Before Covid Liz did Nordic walking with people of all ages, including an 11 year old with Spondylitis (curvature of the spine), whose physiotherapist recommended Liz. Several other people have come to her on the recommendation of physiotherapists.
Liz has taken a course in working with people with Parkinson’s and now works with two people who have the condition. Nordic walking helps with posture and wellbeing. Another regular is a 71 year old who had a hip operation four years ago which went wrong, causing a brain injury. He had very painful hips after the operation, which a weekly session of Nordic walking and exercise with Liz has cleared. “It’s fantastic to see someone improve so much,” she says. “He’s not even taking paracetamol now.” Liz texts him every couple of days to motivate him to do his exercises and is planning a walk to a nearby village for Sunday lunch, with a return journey by taxi.

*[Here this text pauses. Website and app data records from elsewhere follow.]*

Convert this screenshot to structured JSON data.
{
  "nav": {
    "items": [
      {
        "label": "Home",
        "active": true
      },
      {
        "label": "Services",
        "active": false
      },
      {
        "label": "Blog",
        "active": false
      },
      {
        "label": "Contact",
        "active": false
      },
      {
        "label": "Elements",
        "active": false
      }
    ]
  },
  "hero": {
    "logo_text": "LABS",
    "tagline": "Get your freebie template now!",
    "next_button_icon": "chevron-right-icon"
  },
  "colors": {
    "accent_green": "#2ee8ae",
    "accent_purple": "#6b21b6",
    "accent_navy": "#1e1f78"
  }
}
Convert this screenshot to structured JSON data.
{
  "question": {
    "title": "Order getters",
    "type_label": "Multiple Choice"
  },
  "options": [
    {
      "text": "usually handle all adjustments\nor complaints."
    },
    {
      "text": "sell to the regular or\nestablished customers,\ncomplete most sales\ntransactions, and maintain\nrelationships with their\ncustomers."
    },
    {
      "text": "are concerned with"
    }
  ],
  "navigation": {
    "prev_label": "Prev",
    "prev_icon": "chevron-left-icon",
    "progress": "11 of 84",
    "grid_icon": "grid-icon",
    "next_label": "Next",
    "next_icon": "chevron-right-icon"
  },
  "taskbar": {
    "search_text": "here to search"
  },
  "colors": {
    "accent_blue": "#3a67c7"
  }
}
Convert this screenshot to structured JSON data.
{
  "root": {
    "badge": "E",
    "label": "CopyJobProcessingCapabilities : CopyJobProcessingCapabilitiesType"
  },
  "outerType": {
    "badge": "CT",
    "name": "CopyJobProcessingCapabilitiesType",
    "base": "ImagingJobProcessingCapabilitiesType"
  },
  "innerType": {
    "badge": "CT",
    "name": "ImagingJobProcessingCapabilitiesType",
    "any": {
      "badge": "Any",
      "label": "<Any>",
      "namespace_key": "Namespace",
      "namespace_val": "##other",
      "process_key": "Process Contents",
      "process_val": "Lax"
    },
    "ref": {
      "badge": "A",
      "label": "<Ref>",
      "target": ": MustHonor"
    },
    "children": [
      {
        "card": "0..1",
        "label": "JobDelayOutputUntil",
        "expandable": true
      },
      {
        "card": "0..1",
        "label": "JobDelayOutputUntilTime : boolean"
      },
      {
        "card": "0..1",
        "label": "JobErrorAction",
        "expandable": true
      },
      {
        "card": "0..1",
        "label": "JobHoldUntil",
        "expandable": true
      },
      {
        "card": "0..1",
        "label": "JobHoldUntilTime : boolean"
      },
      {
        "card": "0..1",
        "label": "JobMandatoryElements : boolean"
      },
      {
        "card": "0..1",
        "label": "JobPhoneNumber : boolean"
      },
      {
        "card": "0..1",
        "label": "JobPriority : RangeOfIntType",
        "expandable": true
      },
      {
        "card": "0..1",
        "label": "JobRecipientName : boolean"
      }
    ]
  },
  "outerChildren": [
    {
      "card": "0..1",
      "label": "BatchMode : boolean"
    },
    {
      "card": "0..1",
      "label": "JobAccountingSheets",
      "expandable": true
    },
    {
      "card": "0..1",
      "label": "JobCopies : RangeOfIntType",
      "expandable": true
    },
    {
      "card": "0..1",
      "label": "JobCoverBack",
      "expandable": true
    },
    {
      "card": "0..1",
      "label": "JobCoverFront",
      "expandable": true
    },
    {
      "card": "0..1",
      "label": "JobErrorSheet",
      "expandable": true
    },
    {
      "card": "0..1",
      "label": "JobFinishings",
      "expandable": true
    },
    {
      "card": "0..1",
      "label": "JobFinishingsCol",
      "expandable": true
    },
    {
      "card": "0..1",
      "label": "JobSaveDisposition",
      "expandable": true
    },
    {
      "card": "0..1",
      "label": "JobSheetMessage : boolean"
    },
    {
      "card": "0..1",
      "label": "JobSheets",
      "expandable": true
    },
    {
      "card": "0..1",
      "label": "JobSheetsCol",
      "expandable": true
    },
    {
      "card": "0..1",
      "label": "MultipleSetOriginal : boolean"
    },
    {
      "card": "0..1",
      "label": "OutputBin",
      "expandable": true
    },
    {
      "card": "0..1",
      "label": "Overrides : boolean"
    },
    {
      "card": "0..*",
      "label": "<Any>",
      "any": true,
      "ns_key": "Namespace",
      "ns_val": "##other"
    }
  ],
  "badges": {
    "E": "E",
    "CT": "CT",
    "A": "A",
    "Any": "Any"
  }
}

Another regular is the husband of a woman who is bi-polar. Nordic walking gives him a respite from his caring duties, something that has been particularly necessary during Covid.
Liz says she has had to scale back over the last year, but has been able to keep up her one to ones and Jollyfit sessions on Zoom during lockdowns, though she can’t wait to get back to face to face sessions next week. Over the last year she has also completed several training courses for Nordic walking, for instance, on mental health, safeguarding adults and inspiring positive behaviour in sport.
She says both the Nordic walking and the Jollyfit sessions with people aged 52 to 87 have kept her sane as well as helping others. She has not only built good friendships through Nordic walking, but has been able to explore the local area by varying her route every time.
Before Covid she was working with her local council to deliver chair aerobic sessions at residential homes. A few weeks ago she did one chair aerobic session in the garden of a residential home due to Covid, but it wasn’t the same.
Liz doesn’t regret leaving her office job at all. “It’s my own business and the pressure and stress of working for a company has been lifted. It’s so rewarding when I see the improvement in people’s health and wellbeing on a daily or weekly basis.”